The inquiry hearings were held against the backdrop of AGL Macquarie’s application to expand the Bayswater power station coal ash dam, for which EJA obtained and submitted expert analysis on. We have recommended that the decision on the expansion be postponed until after the coal ash inquiry Committee deliver its recommendations. The Committee is due to report in the first quarter of 2021. 

The hearings were also held against the back drop of inadequate fines issued by the NSW EPA to Vales Point power station. EPA issued two fines totally $30,000 to Vales Point after a large stockpile of asbestos and other waste was spread over the 30000sqm area at the power station’s ash dam at a time the power station’s owners are seeking millions of taxpayer money to keep its aging power station operational. 

While the inquiry hearings, Bayswater expansion proposal process and Vales Point contamination issues have been unfolding, Newcastle community group Hunter Community Environment Centre (HCEC) released their most recent research into water contamination from NSW coal ash dumps.  

Out of the Ashes II is a boarder investigation into the environmental impacts of seven out of eight coal ash dumps in NSW. HCECs investigation found contamination of heavy metals in all of the waterways surrounding the coal ash dumps they conducted tests at.  

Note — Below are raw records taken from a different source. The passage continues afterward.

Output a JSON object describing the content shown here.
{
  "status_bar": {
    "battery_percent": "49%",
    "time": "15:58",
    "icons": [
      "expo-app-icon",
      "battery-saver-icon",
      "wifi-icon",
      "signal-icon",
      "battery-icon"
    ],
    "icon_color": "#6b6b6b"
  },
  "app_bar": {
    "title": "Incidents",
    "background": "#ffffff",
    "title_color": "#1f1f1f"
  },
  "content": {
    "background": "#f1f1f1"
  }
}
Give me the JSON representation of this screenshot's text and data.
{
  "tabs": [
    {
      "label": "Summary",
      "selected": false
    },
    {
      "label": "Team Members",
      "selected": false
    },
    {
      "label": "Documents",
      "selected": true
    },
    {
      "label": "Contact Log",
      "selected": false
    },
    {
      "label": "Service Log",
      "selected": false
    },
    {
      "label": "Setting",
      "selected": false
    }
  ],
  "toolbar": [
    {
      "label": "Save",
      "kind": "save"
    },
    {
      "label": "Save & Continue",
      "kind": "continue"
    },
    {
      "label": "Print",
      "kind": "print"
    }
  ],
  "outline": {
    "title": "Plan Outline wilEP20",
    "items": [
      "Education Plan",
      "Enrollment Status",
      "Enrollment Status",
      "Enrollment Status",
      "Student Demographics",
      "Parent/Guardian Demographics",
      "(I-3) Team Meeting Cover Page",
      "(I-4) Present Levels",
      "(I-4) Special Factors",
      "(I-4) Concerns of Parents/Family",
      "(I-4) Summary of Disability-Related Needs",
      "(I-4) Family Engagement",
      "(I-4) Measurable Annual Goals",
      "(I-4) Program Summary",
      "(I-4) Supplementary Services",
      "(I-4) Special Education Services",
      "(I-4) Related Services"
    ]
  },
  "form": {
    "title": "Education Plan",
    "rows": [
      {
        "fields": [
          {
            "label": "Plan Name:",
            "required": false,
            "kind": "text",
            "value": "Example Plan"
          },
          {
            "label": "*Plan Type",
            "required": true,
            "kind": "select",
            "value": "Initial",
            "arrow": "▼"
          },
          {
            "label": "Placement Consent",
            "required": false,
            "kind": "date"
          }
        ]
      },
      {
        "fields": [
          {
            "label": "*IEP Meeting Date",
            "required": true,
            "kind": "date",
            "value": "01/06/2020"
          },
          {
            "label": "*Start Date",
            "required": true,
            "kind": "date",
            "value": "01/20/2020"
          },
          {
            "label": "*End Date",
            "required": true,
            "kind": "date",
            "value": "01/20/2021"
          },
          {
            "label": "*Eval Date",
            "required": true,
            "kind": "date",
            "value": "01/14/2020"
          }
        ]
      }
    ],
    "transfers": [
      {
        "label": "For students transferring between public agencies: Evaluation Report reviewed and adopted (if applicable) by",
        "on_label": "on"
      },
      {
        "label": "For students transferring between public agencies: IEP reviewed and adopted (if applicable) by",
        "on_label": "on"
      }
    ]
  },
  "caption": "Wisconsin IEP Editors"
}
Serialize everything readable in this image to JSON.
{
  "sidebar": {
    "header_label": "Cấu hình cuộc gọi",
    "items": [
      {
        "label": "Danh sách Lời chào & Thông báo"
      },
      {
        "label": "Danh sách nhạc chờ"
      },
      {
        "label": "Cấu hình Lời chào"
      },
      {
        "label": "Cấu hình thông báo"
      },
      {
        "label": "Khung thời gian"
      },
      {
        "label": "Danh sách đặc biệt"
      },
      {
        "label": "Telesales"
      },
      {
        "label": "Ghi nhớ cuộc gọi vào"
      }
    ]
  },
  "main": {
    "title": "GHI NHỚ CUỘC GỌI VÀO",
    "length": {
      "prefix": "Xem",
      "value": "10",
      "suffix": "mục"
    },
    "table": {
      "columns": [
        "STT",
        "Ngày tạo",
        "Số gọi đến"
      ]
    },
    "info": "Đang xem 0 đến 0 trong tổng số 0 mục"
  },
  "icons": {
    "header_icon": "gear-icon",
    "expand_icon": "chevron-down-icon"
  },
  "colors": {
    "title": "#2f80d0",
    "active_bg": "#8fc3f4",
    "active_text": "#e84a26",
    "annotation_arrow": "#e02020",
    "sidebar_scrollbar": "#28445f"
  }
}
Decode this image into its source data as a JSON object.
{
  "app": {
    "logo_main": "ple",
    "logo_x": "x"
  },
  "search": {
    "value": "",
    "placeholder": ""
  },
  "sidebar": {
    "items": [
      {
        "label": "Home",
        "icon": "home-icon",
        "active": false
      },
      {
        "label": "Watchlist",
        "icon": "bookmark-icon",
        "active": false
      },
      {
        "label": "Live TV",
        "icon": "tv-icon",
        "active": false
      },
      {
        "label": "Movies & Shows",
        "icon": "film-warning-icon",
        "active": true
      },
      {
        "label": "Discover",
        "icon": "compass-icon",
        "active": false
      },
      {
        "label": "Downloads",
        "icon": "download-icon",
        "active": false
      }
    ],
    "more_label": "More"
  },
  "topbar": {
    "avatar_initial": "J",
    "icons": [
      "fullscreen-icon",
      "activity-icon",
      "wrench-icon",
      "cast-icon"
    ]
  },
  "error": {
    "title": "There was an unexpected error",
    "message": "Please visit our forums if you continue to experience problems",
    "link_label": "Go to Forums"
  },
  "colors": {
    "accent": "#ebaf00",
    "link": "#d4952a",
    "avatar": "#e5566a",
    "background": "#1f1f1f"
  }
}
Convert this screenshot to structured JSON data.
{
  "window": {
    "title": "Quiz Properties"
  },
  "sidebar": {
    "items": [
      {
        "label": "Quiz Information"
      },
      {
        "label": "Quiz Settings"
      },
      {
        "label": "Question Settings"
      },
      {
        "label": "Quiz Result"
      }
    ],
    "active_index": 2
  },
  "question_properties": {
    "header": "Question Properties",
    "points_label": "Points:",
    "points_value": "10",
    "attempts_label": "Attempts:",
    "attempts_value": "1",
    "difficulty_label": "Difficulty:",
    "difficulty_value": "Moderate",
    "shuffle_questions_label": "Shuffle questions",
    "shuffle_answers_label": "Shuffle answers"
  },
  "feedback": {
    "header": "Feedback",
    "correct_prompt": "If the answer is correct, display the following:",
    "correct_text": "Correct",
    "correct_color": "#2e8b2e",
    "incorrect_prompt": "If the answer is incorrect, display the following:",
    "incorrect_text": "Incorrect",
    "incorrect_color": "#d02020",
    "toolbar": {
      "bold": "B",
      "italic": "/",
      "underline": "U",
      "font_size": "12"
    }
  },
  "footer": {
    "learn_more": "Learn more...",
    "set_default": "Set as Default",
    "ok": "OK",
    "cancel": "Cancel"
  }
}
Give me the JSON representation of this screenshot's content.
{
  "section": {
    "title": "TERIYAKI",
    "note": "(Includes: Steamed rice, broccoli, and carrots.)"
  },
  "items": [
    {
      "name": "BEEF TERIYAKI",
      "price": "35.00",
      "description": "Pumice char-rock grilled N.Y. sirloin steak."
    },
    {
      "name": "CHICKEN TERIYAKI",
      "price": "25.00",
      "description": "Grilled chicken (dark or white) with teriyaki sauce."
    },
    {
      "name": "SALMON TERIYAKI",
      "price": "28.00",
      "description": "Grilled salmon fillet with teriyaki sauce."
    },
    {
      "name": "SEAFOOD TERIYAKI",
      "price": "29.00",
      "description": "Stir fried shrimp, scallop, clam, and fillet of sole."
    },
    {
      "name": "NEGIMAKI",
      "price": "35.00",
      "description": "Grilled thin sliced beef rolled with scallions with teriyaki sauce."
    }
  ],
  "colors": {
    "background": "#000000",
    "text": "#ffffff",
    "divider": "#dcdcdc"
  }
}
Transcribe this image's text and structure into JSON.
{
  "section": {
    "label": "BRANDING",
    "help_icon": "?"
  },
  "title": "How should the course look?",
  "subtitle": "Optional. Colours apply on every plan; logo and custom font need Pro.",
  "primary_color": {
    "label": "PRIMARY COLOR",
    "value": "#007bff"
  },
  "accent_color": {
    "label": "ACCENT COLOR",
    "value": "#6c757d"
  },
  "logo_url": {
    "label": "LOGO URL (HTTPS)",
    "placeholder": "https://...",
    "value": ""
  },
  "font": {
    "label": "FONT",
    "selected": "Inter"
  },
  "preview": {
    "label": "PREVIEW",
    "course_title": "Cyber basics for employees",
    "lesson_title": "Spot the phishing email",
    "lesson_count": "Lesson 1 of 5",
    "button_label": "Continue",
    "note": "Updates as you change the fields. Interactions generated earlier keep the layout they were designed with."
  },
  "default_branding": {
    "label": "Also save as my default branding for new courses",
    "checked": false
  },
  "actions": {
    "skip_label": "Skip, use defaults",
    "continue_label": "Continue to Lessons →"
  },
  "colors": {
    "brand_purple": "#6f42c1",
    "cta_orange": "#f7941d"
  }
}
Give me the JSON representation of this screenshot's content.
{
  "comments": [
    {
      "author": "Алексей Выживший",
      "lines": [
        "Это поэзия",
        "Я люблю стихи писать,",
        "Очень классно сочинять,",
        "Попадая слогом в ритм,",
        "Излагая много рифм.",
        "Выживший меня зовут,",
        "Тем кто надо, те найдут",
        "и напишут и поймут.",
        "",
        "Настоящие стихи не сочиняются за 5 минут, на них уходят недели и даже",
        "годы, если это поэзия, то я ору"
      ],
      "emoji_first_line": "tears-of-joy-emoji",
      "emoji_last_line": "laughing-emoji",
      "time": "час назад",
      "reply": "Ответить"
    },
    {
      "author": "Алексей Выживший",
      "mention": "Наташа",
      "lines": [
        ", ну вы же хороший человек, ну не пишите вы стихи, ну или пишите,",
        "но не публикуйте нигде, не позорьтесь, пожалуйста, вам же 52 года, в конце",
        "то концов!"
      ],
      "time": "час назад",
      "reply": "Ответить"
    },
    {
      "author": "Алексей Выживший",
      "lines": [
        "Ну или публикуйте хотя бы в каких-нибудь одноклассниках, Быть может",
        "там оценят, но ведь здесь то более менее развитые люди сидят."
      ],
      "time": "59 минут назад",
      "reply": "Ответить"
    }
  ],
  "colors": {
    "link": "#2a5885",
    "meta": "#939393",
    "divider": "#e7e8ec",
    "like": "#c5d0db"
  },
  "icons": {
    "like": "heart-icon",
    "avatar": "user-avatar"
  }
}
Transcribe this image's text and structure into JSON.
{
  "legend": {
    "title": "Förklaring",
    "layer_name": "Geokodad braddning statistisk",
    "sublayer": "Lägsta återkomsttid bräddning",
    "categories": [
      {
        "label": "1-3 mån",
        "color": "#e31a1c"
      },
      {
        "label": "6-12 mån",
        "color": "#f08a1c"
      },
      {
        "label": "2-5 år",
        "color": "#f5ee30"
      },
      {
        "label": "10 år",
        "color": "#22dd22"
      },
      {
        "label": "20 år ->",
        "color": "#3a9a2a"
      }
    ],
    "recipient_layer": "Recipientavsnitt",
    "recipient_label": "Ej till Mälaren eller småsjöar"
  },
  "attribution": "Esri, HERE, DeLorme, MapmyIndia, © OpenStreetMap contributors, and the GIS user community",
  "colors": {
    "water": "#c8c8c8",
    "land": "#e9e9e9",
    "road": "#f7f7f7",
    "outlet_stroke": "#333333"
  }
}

HCEC’s important and timely work will hopefully impress upon both the Committee of Inquiry and the NSW EPA to further investigate and take action to clean-up coal ash in NSW. Western Sydney University waster scientist Ian Wright, who review HCEC’s work, described the regulation of coal ash in NSW as ‘Dark Ages, Dickensian management of pollution and we need a quantum leap in the management of this.’ 

EJA has recommended that specific coal ash regulations are made under the Protection of the Environment Operations Act 1997. Until that happens, we agree with Ian Wright’s assessment. 

This blog was published on 30 October, 2020